• **TASK DIRECTIONS**: All of the entries below need repeating exactly, apart from their images.

Data about app and page elements:

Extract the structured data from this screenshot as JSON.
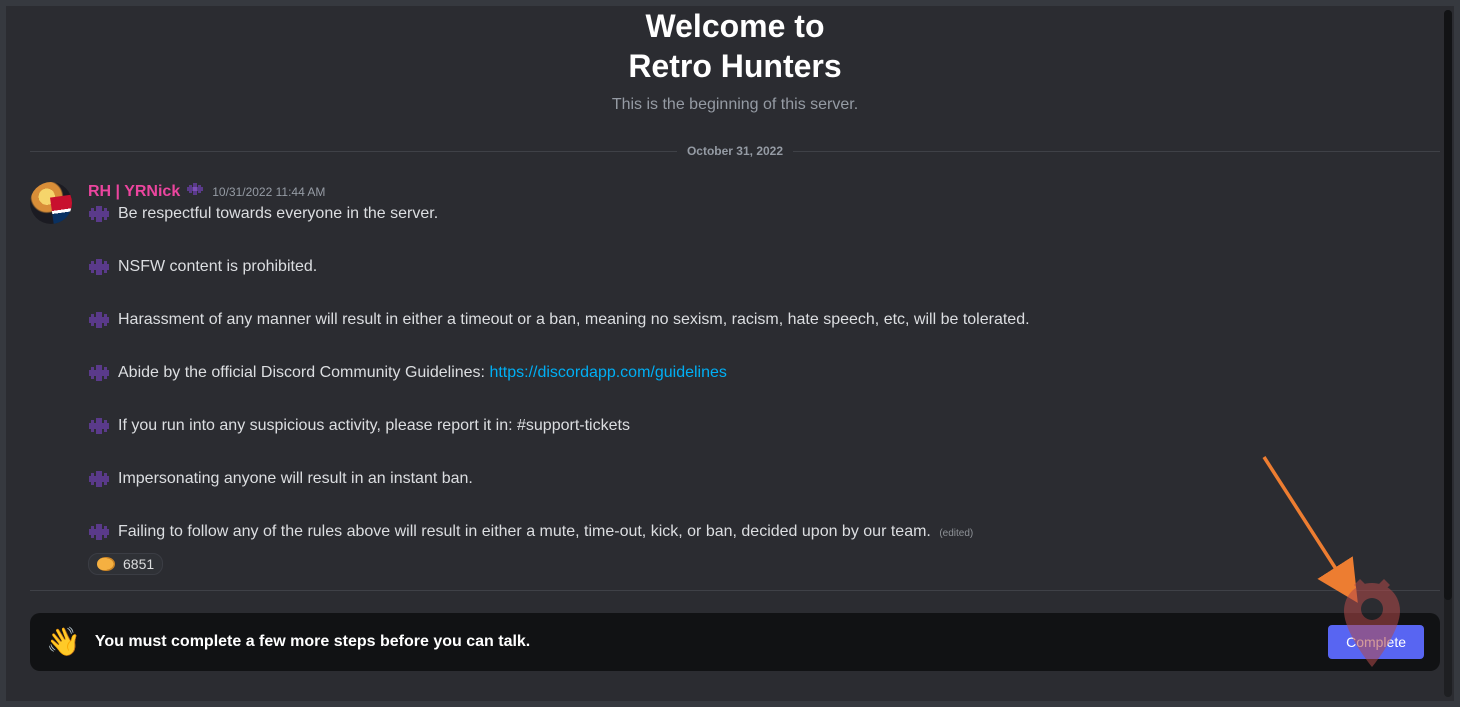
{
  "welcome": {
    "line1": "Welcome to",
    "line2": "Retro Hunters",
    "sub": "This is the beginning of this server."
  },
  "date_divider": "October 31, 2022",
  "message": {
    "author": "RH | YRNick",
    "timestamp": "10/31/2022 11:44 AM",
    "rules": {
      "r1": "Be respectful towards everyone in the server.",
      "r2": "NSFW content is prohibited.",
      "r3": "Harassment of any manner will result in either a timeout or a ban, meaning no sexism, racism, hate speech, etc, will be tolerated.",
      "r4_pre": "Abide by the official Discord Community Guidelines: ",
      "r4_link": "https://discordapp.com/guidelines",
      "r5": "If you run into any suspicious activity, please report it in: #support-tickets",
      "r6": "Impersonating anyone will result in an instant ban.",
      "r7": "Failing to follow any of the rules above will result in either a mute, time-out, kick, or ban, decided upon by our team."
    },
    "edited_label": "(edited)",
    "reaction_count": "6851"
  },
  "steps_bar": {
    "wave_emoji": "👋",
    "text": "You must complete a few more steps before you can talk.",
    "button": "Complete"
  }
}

• **YOUR RESPONSE**:
Extract the structured data from this screenshot as JSON.
{
  "welcome": {
    "line1": "Welcome to",
    "line2": "Retro Hunters",
    "sub": "This is the beginning of this server."
  },
  "date_divider": "October 31, 2022",
  "message": {
    "author": "RH | YRNick",
    "timestamp": "10/31/2022 11:44 AM",
    "rules": {
      "r1": "Be respectful towards everyone in the server.",
      "r2": "NSFW content is prohibited.",
      "r3": "Harassment of any manner will result in either a timeout or a ban, meaning no sexism, racism, hate speech, etc, will be tolerated.",
      "r4_pre": "Abide by the official Discord Community Guidelines: ",
      "r4_link": "https://discordapp.com/guidelines",
      "r5": "If you run into any suspicious activity, please report it in: #support-tickets",
      "r6": "Impersonating anyone will result in an instant ban.",
      "r7": "Failing to follow any of the rules above will result in either a mute, time-out, kick, or ban, decided upon by our team."
    },
    "edited_label": "(edited)",
    "reaction_count": "6851"
  },
  "steps_bar": {
    "wave_emoji": "👋",
    "text": "You must complete a few more steps before you can talk.",
    "button": "Complete"
  }
}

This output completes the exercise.